- Go to the Standard Deviation or Volatility indicator section
- Choose the type of standard deviation indicator such as Bollinger Bands
- Input the parameters including periods, moving average type, and standard deviation multiples for the bands
- Click Add on Selected Chart to overlay the standard deviation bands on your price chart
- Adjust the chart settings and time frame to analyze the indicator

## Trading with Standard Deviation Bands

When trading with standard deviation, there are some key tactics to keep in mind:

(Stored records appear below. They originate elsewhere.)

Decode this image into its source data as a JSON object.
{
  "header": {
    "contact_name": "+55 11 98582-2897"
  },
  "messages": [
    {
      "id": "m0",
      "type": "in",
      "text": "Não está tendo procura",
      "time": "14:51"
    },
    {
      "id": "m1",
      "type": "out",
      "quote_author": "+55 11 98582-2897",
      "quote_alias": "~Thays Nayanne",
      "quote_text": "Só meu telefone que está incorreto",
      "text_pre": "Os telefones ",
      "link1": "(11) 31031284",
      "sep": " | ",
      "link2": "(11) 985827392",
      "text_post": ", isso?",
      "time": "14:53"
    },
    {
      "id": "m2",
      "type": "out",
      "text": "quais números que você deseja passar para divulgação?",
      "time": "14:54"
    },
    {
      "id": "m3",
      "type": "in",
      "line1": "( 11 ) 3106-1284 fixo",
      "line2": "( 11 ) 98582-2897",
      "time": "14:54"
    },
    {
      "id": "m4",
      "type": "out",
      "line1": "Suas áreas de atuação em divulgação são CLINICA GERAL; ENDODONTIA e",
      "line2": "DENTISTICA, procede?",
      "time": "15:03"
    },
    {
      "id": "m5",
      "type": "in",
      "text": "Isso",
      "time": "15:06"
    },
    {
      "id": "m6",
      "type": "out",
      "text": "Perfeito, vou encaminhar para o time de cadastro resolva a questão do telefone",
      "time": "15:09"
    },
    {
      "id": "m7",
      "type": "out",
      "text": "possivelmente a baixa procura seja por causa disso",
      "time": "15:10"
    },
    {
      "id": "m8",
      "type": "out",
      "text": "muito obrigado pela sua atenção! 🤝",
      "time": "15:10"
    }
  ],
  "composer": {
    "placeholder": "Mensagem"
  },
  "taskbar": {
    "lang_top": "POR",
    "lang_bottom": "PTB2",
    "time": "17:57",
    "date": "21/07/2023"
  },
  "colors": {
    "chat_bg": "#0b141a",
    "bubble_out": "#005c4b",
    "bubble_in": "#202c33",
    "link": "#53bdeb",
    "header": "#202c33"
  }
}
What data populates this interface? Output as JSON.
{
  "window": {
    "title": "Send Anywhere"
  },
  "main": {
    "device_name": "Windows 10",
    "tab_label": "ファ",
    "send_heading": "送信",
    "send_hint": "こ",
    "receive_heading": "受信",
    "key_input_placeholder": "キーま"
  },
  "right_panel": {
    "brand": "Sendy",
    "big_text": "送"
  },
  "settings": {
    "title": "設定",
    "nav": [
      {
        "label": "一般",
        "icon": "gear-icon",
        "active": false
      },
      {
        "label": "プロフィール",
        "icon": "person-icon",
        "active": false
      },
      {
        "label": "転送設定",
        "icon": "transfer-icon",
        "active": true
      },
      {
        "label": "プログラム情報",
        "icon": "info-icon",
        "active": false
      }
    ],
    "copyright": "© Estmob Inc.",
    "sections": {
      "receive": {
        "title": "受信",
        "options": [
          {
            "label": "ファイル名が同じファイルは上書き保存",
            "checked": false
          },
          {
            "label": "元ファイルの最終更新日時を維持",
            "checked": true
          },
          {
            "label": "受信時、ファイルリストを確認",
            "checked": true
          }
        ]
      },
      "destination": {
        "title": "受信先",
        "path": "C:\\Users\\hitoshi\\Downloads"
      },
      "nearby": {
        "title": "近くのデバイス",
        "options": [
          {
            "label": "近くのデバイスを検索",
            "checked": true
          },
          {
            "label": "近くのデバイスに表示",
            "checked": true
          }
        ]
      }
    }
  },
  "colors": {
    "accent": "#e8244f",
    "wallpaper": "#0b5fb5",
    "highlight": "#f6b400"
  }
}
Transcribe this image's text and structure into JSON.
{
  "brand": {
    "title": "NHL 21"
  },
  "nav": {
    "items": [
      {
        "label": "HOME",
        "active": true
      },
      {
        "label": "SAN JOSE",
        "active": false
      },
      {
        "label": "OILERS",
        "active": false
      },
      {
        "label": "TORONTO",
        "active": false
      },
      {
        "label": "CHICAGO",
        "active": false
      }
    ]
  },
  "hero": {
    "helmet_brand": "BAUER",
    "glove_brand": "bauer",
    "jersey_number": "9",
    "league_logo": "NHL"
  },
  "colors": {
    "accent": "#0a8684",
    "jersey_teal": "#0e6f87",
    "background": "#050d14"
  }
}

- Look for price reaching the upper or lower bands to anticipate potential reversals
- Identify expanding bands signaling increased volatility and tighter bands suggesting consolidating prices
- Use pullbacks to the middle line as entry points in the overall trend direction
- Plot multiple standard deviation bands on different settings for greater signal confirmation
- Be cautious trading during periods of unusually high or low volatility
- Combine standard deviation with other indicators like RSI for higher probability setups
- Adjust your position sizing to account for wider bands and greater volatility risk
- Avoid entries when the price spikes outside the bands; wait for reversion to the mean
- Focus on the bigger trend rather than overreacting to daily price fluctuations

## Pitfalls of Standard Deviation Indicators

Standard deviation technical indicators do have some drawbacks to keep in mind:

- There are lags calculating standard deviation which makes bands more suited to swing trading
- Markets can experience extended periods outside the bands during strong trends
- Bands should be adjusted for the instrument’s normal volatility level
- Signals work best when combined with other technical and fundamental signals
- Standard deviation doesn’t indicate direction, only volatility and potential reversals
- High volatility markets can cause excessive band widening generating false signals

## Conclusion

Standard deviation is an invaluable statistic for measuring market volatility. Technical analysis traders rely on standard deviation bands and channels to visualize volatility, identify trend exhaustion, forecast potential turning points, and time entries and exits.

By combining standard deviation indicators with sound risk management, traders can aim to isolate high probability setups. However standard deviation should be applied in conjunction with overall technical and fundamental analysis.

Standard deviation remains a key technical indicator for quantifying volatility in charts and developing robust trading strategies. Understanding how to interpret standard deviation bands can provide a valuable edge in financial market analysis.